ALBANY, GA (WALB) - As the cost of higher education gets higher, financial aid changes that went into effect Tuesday could help ease the burden.
One major change will significantly reduce interest rates on unconsolidated student loans. If the loans were issued before July 1st 2006, rates will drop from 6.62-percent to 4.21-percent for the in-school and grace period.
Students who already graduated and are still in the six-month grace period can lock in a rate of 3.61-percent. The pell grant will also increase by $421.
"It makes a huge difference. Every penny does. That $421 can make a huge difference as the cost of education has increased across the board," said Albany State University Director of Financial Aid Thomas Harris, Jr.
Under new rules, students can also borrow more for Stafford loans. There are also new incentives for parents who take out PLUS loans. Payments can now be deferred until after the student graduates.
Students who have trouble paying for college may be more likely to drop out. A new report says Georgia has too many college dropouts. The Southern Regional Education Board says Georgia needs to work harder to raise college graduation rates.
Even though Georgia high school graduates enter college at a higher rate than the national average, less than 50-percent of them graduate from four-year schools within six years. That's below the national average of 55-percent.
Albany State University has seen a 17-percent increase in graduates in two years but administrators say they want to do even better. "College graduation rates are never good enough. Every student that comes to college in the state of Georgia or any other state should have a reasonable expectation that they will graduate, so every school has to do more," said ASU Assistant VP For Academic Affairs Dr. Ruth Salter.

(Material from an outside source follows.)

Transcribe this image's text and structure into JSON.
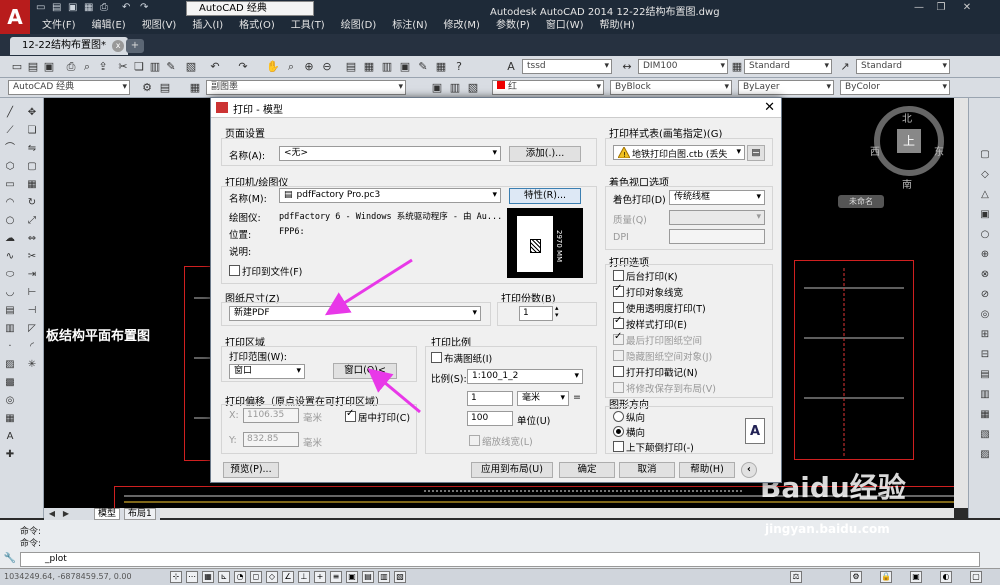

The study also found that the proportion of children from low-income households has increased in Georgia. The good news is that those children have shown an increase in academic achievement.